Outsourcing processes to 3rd party service providers.
Although this may not be possible for all processes, there are some processes that are easier than others. For example, often times, payments over Web or Mobile can easily be outsourced and leave the organization with minimal scope.
Eliminate processes that have little value but heavily increase scope of audit.
Often times organization can review their processes and determine that some processes, although they may have some value, don’t bring enough value to justify the cost of compliance for that process. The most common process for this is payments over the phone. Because payment cards are considered a modern form of payment, most people using payment cards also have the ability to use the Internet to make payments via web applications. This leaves many organizations with a very small percentage of customers who call in to make payments via a payment card. However, the cost of compliance for bringing the entire phone system, call recording system and Customer Service Reps’ work stations in scope can be substantial. For this reason, many organizations are choosing to eliminate that form of accepting payment cards and instead assist customers in making their payment via the available web application.
Consolidating processes to as few people, processes and systems as possible.
Many organizations have, over many years, added several processes that collect CHD. However, those processes are often not centrally managed and leaves the organization with many systems and areas of the network that are in scope. This could include multiple databases or files systems that store CHD, as well as different types of technology collecting CHD. Consolidating all these processes to as few systems and devices as possible can heavily reduce scope for compliance. This would include:
- Taking all web payments at same payment application, even if the payments are for various services in various departments.
- Ensuring all card-present transactions are conducted with the same Point-of-Sale devices and processors.
4. Understand Which Controls are Applicable.
Not all controls are applicable to every environment and understanding which controls are applicable and which are not can save an organization a lot of time in effort. For example, if you’re able to segment and reduce scope enough so that there are not wireless networks in your environment, then you wouldn’t be required to implement the controls for your organizations wireless network that is not in scope. Also, if you eliminate the storage of CHD, then an entire section of controls becomes N/A since it deals with securing stored CHD.
5. Perform Pre-Audit or Gap Analysis.

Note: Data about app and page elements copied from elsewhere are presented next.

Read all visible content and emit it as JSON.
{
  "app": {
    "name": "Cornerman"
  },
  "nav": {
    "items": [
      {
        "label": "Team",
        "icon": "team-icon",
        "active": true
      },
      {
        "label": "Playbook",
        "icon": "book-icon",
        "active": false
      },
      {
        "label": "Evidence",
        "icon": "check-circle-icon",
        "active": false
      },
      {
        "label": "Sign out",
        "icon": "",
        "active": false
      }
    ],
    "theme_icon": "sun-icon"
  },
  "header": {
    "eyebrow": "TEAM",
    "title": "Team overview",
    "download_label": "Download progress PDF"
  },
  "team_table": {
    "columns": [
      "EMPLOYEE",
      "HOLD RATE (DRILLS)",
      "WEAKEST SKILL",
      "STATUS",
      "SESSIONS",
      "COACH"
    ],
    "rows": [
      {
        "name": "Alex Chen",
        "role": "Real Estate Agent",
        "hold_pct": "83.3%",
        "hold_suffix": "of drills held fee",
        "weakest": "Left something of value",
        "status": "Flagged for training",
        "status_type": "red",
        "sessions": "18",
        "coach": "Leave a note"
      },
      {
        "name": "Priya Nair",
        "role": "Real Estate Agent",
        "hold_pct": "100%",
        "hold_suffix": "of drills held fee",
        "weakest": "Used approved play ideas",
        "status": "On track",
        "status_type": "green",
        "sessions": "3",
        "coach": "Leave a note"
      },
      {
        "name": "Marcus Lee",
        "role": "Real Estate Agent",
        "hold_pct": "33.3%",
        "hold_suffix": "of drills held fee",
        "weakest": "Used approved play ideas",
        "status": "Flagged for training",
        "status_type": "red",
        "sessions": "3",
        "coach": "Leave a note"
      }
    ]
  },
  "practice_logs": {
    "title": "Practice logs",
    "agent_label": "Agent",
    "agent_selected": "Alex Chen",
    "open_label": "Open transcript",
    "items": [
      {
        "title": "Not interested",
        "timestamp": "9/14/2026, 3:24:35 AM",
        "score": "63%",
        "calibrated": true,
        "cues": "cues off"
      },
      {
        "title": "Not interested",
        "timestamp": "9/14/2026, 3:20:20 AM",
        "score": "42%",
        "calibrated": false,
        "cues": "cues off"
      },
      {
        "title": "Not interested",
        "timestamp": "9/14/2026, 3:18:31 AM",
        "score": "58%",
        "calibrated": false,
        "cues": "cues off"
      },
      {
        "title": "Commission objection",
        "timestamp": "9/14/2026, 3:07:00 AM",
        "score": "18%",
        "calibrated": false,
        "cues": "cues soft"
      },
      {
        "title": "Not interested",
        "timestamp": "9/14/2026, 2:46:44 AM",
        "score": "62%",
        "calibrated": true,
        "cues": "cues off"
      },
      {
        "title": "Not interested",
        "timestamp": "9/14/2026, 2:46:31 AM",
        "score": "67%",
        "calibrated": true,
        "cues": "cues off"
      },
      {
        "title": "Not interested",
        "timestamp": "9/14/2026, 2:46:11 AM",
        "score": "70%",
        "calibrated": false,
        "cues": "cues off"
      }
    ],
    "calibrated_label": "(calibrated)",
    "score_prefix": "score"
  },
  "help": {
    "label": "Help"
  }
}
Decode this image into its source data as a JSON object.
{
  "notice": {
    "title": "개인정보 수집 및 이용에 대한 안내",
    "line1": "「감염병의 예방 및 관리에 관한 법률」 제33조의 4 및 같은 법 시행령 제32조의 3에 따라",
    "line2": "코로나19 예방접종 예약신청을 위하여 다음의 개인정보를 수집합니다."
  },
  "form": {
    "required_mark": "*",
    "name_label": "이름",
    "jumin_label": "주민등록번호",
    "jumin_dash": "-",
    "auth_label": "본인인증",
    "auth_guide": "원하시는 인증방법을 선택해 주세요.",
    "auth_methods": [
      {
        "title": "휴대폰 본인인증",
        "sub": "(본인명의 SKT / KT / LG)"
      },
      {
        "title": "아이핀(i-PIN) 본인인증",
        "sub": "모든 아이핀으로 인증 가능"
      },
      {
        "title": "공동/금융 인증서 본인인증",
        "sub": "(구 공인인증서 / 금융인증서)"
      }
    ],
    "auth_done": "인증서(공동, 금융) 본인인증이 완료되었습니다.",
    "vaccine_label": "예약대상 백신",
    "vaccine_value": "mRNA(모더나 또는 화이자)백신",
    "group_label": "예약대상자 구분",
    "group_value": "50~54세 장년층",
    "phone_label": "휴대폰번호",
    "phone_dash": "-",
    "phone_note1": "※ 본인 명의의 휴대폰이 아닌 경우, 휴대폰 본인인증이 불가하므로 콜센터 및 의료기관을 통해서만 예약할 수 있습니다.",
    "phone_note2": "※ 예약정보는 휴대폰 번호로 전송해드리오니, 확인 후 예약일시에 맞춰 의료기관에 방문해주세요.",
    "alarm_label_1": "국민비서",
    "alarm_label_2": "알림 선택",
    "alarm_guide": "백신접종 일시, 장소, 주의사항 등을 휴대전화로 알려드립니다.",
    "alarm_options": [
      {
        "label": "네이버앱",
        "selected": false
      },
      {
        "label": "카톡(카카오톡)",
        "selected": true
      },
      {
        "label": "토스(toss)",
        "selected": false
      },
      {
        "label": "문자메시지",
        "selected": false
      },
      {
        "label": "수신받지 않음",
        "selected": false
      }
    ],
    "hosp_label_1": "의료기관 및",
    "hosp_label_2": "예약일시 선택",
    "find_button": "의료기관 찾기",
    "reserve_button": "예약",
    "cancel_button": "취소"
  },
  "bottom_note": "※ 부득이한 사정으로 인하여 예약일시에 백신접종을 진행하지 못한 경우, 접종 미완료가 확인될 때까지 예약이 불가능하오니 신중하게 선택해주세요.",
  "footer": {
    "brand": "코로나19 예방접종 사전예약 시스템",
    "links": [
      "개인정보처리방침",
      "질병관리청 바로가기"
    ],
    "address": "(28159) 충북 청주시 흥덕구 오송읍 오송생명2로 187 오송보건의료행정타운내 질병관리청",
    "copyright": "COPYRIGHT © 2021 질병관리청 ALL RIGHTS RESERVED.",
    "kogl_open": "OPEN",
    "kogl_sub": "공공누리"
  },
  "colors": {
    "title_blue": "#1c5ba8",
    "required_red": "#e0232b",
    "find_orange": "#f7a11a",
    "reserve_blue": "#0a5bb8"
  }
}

This is the audit before the audit that should be performed with every organization that is attempting to become compliant for the first time. A QSA or IQSA should be used to review current scope, processes and controls and determine which controls are sufficient and which need improvement. This may be a multi-step process for many organizations where each round brings the organization closer to compliance. However, performing a gap analysis and failures have been discovered almost always leads to a successful QSA audit that results in a passing Report on Compliance.